As the film unfolds largely within this lush and idyllic cinematic world, there is such a constant feeling of “new” unlike any Marvel offering before, such as Swedish composer Ludwig Göransson’s beautifully dynamic score of Senegalese drums and Fula flutes, horns and harps and rhythmic integrations of the quietly sombre and resoundingly triumphant. As T’Challa’s reality becomes more haunted by secrets of his family’s past and challenges to his leadership, the score grows darker, but the strength of his advisors and protectors is bolstered by the power of their accompanying musical flourishes.
Perhaps most singular of all of Marvel’s heroic journeys, apart from all the egos and mythos and exhibitionism of the rest, is that this hero, King T’Challa, is willing to share the spotlight without sacrificing strength and gravitas — to admit that he is still finding his way. He is able to grow and progress due to the skill and strength of the people who surround him, many of whom are female such as his personal bodyguards, the Dora Milaje, led by General Okoye (Danai Gurira), and his friend and spy, Nakia (Lupita Nyong’o). Coogler and co-writer Joe Robert Cole retained and enriched his female characters with fully formed identities, who exhibit strength and devotion but still see their world with a critical eye.
Gurira (best known as Michonne on “The Walking Dead”) absolutely steals the picture with her all-around badassery — the twilight chase scene through Busan, South Korea where she gets to ride atop a speeding car and launch her spear THROUGH OTHER VEHICLES is just fantastic, but her one-on-one combat skills are a sight to behold as she is equally graceful and merciless. Another fabulous female is T’Challa’s sister, Shuri (Letitia Wright), the head of the Wakandan Design Group, the science and technology unit. She invents her virtual cars and metal gauntlets and ring blades with an artist’s eye and warrior’s hand, but her tender scenes with the king reveal a playful and funny closeness.

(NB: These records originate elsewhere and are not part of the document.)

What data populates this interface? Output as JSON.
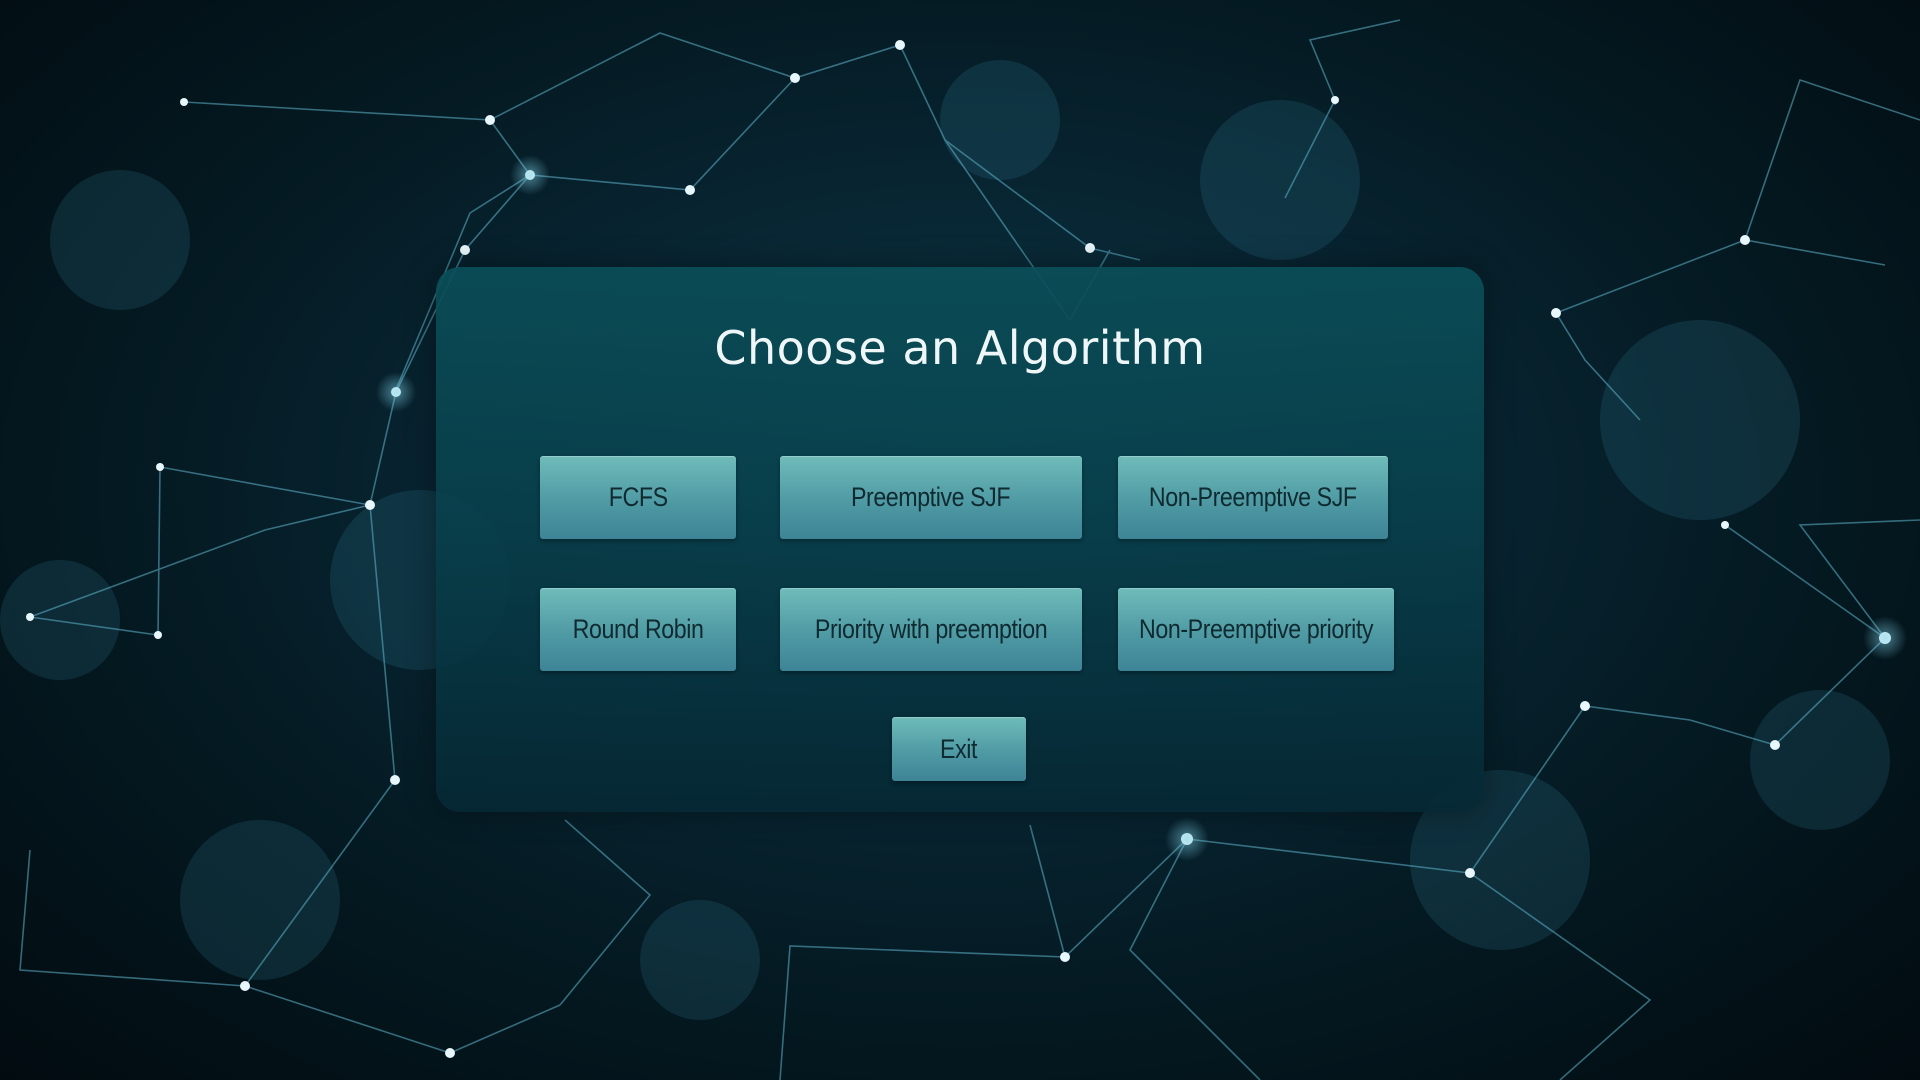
{
  "menu": {
    "title": "Choose an Algorithm",
    "buttons": {
      "fcfs": "FCFS",
      "preemptive_sjf": "Preemptive SJF",
      "non_preemptive_sjf": "Non-Preemptive SJF",
      "round_robin": "Round Robin",
      "priority_with_preemption": "Priority with preemption",
      "non_preemptive_priority": "Non-Preemptive priority",
      "exit": "Exit"
    }
  },
  "colors": {
    "background": "#041219",
    "panel": "#0a4e58",
    "button": "#5ba8ae",
    "button_text": "#0f2a30",
    "title_text": "#eef6f7",
    "network_line": "#5fb4cc"
  }
}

The theme of connectivity is resonant even with the film’s villains, who ironically share a shallow bond that exists only as long as each is useful to the other. Erik Killmonger (Michael B. Jordan) hides a secret connection to Wakanda and has made his early abandonment as a child into his life’s structure, steering his natural intellect and abilities toward a path of destruction rather than creation. For Erik, death has become proactive, a means to an end where he will reclaim the connections that have since eluded him. His partner in chaos is Ulysses Klaue (Andy Serkis), a grunting bulldog of a man eager to pillage Wakanda and its most precious resource for the biggest profit.

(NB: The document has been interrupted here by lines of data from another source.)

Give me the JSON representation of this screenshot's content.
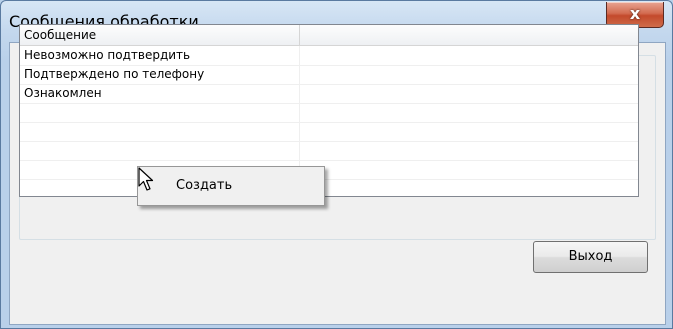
{
  "window": {
    "title": "Сообщения обработки",
    "close_label": "x"
  },
  "list": {
    "columns": [
      "Сообщение",
      ""
    ],
    "rows": [
      "Невозможно подтвердить",
      "Подтверждено по телефону",
      "Ознакомлен",
      "",
      "",
      "",
      "",
      ""
    ]
  },
  "context_menu": {
    "items": [
      "Создать"
    ]
  },
  "buttons": {
    "exit": "Выход"
  },
  "icons": {
    "cursor": "mouse-pointer-icon",
    "close": "close-icon"
  }
}
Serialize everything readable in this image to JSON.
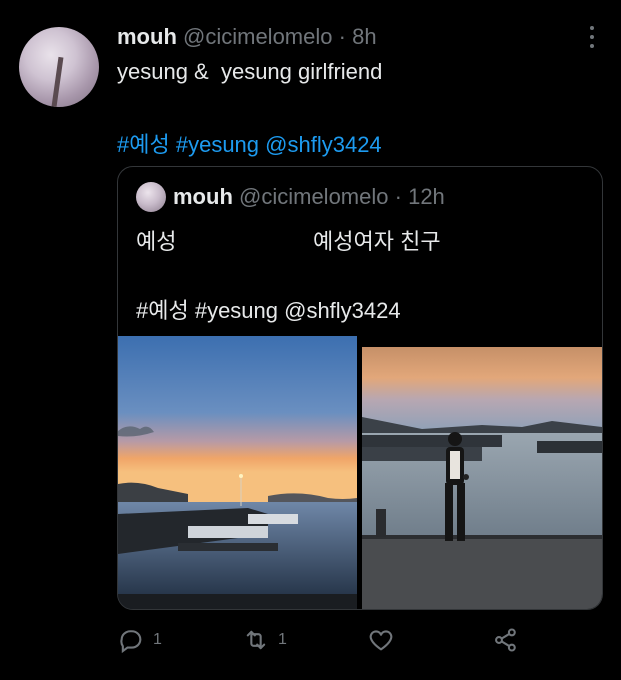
{
  "tweet": {
    "display_name": "mouh",
    "handle": "@cicimelomelo",
    "separator": "·",
    "time": "8h",
    "text": "yesung &  yesung girlfriend",
    "tags": [
      "#예성",
      "#yesung",
      "@shfly3424"
    ]
  },
  "quoted": {
    "display_name": "mouh",
    "handle": "@cicimelomelo",
    "separator": "·",
    "time": "12h",
    "line1_left": "예성",
    "line1_right": "예성여자 친구",
    "tags_line": "#예성 #yesung @shfly3424"
  },
  "actions": {
    "reply_count": "1",
    "retweet_count": "1"
  },
  "icons": {
    "more": "more-icon",
    "reply": "reply-icon",
    "retweet": "retweet-icon",
    "like": "heart-icon",
    "share": "share-icon"
  },
  "colors": {
    "background": "#000000",
    "text": "#e7e9ea",
    "secondary": "#71767b",
    "link": "#1d9bf0",
    "border": "#333639"
  }
}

Black Panther definitely warrants multiple viewings — one just for the visual roller-coaster ride, and sets itself apart from the rest of the MCU with a formidable blend of good story and magnificent design: a look to the future of how a community can flourish and reach out to the world.

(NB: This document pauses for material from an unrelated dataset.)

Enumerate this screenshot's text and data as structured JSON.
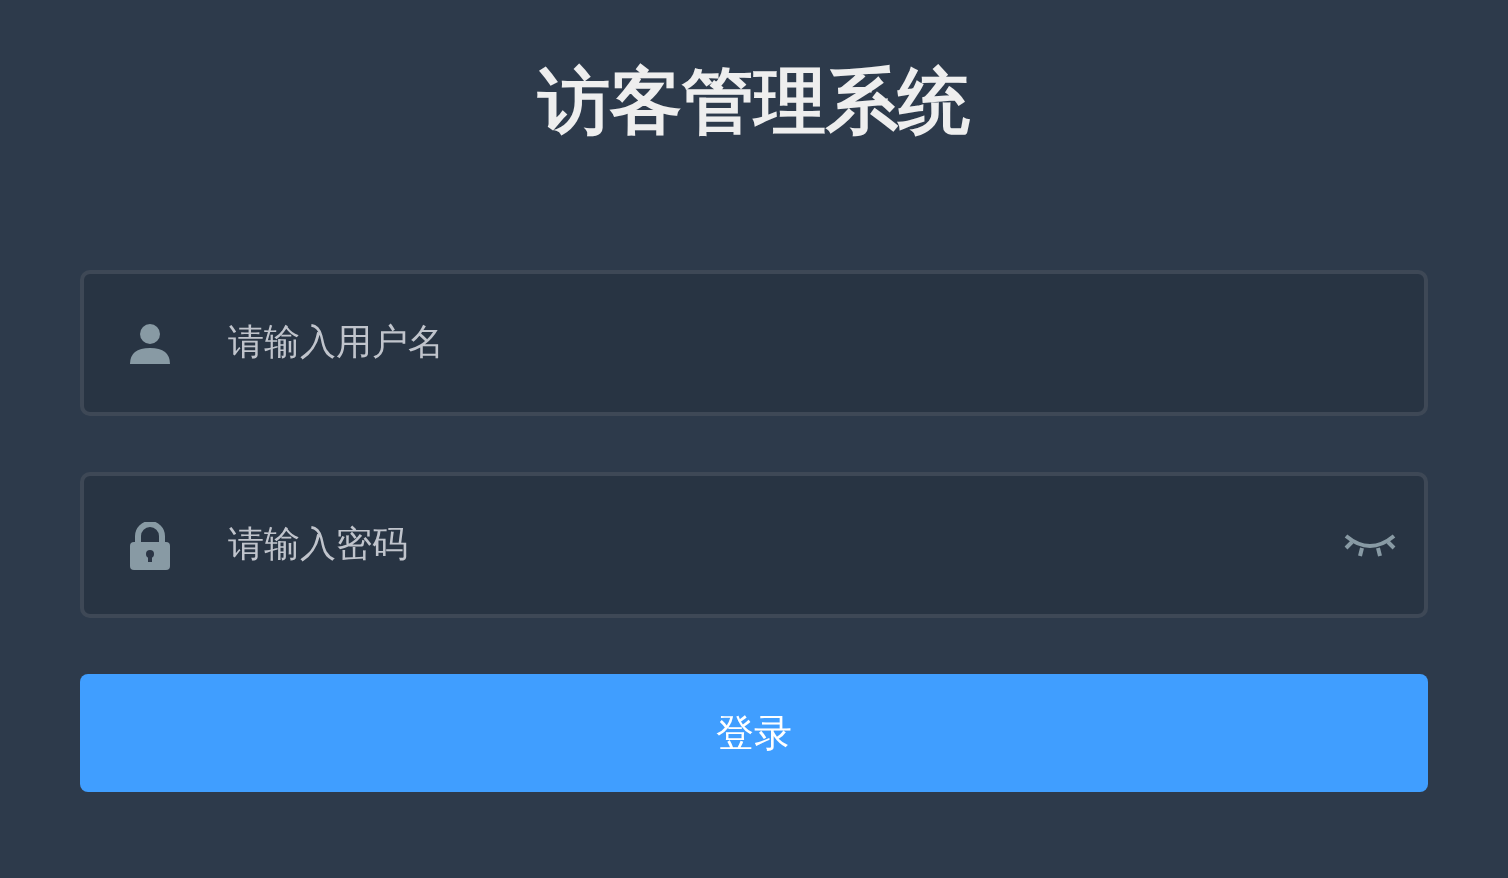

‘Black Panther’ (2018)
STARRING Chadwick Boseman (T’Challa), Michael B. Jordan (Erik Killmonger), Lupita Nyong’o (Nakia), Danai Gurira (Okoye), Daniel Kaluuya (W’Kabi), Winston Duke (M’Baku, leader of Jabari tribe), Forest Whitaker (Zuri), Angela Bassett (Ramonda), Sterling K. Brown (N’Jobu), Andy Serkis (Ulysses Klaue), John Kani (T’Chaka)
DIRECTOR Ryan Coogler
MPAA RATING PG-13
PLAYING In general release